Information supplied
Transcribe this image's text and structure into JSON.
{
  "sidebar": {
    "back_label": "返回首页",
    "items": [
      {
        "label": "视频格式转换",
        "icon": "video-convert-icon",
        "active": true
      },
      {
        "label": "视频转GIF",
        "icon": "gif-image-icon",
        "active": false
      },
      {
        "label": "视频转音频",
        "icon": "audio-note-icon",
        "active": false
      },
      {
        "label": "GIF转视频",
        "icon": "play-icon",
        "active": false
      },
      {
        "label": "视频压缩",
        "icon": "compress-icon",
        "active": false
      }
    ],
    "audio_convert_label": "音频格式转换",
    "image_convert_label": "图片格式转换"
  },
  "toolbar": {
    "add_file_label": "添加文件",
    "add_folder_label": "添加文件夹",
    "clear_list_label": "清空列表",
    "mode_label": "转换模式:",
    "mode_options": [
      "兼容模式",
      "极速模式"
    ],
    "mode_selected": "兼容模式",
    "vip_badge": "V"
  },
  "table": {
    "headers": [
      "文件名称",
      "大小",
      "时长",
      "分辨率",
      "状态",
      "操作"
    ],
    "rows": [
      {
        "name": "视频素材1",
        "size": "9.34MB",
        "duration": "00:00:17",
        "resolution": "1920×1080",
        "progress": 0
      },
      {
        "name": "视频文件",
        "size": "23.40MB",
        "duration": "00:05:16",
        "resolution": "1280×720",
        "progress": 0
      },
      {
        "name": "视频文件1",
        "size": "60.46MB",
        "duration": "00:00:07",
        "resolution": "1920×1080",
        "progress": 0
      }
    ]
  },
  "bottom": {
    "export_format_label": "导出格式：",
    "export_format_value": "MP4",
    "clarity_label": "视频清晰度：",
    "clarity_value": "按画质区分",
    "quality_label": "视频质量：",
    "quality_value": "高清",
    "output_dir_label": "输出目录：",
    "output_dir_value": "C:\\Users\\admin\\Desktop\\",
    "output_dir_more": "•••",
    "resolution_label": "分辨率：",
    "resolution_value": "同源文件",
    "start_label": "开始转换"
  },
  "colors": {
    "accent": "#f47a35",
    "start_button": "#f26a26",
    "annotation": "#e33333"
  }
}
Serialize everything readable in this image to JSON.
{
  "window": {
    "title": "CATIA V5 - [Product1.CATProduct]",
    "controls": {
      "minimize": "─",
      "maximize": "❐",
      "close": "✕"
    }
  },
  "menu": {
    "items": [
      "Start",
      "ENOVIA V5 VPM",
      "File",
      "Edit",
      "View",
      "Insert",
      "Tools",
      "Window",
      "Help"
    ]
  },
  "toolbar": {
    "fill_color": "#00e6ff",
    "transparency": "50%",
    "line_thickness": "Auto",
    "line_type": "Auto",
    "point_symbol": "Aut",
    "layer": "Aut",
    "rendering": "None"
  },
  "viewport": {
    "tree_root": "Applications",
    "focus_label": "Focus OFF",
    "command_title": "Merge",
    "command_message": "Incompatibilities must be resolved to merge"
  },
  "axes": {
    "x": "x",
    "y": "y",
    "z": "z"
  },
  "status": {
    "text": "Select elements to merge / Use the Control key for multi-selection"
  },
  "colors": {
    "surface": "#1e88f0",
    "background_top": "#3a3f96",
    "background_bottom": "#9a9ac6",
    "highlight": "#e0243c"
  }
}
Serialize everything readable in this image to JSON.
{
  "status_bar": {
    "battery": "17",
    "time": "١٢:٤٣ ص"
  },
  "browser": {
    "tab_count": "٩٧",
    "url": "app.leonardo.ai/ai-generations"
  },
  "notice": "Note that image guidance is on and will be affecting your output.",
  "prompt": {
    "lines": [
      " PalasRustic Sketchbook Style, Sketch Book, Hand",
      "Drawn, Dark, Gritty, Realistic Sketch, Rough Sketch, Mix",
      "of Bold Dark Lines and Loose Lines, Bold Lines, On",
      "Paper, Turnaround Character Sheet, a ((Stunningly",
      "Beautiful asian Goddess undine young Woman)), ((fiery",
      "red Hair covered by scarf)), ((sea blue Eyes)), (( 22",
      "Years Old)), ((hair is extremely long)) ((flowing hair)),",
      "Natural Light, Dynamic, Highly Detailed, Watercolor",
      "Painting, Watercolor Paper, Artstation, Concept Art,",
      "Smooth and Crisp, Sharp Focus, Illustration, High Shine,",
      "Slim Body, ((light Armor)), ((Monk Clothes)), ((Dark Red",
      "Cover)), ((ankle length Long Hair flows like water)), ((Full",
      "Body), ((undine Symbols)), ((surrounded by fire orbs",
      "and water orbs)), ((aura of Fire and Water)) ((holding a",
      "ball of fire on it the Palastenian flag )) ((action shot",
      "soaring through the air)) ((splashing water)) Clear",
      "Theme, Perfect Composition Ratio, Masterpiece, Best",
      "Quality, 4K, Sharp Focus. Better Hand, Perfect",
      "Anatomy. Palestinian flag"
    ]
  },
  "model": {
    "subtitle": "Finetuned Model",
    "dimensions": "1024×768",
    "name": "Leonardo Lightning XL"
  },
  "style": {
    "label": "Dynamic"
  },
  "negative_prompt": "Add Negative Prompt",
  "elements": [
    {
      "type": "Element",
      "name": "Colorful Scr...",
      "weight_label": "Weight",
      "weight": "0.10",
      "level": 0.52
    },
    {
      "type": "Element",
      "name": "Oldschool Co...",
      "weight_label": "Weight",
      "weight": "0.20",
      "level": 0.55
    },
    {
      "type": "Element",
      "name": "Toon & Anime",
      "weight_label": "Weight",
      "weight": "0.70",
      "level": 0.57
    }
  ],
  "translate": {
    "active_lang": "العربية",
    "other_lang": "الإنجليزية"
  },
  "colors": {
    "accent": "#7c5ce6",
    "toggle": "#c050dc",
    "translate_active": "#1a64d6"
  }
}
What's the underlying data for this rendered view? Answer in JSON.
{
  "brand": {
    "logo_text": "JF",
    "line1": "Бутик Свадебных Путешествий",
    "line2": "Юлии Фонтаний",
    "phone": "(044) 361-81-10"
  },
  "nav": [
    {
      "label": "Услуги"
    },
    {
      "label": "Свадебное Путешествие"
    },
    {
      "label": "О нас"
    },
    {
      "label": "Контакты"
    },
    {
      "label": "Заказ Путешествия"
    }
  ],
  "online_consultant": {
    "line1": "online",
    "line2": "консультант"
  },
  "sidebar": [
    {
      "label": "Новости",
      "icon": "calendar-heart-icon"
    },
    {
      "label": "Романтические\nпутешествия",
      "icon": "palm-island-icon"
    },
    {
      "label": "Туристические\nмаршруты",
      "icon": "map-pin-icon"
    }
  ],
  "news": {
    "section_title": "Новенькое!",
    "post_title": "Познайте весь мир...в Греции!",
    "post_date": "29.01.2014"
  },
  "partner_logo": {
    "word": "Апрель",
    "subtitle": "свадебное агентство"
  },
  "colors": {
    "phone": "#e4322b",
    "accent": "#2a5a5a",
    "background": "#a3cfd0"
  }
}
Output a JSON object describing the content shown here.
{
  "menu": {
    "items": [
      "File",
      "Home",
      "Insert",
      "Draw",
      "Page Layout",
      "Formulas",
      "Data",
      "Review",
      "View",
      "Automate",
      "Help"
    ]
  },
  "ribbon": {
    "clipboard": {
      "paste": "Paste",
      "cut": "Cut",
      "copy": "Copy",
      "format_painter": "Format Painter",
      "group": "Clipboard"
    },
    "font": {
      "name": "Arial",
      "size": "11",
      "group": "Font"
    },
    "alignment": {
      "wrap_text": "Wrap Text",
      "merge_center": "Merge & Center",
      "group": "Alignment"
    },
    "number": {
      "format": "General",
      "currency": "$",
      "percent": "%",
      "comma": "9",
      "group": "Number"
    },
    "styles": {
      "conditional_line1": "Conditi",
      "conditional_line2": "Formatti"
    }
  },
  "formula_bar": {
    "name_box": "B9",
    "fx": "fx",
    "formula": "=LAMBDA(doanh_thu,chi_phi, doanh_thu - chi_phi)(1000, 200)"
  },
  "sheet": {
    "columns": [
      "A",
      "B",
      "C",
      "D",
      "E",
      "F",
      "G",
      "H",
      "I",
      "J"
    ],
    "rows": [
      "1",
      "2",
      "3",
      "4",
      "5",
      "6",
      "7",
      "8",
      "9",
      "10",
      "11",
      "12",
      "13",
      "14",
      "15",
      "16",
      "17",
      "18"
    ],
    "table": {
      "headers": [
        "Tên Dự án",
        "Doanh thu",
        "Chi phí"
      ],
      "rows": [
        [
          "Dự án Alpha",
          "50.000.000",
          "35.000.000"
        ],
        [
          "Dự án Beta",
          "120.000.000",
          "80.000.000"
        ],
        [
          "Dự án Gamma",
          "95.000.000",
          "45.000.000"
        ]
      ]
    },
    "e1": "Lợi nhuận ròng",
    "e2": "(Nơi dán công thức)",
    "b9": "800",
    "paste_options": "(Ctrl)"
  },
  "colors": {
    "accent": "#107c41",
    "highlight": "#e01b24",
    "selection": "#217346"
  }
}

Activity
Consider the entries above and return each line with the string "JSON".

Problem solution
Transcribe this image's text and structure into JSON.
Serialize everything readable in this image to JSON.
Serialize everything readable in this image to JSON.
What's the underlying data for this rendered view? Answer in JSON.
Output a JSON object describing the content shown here.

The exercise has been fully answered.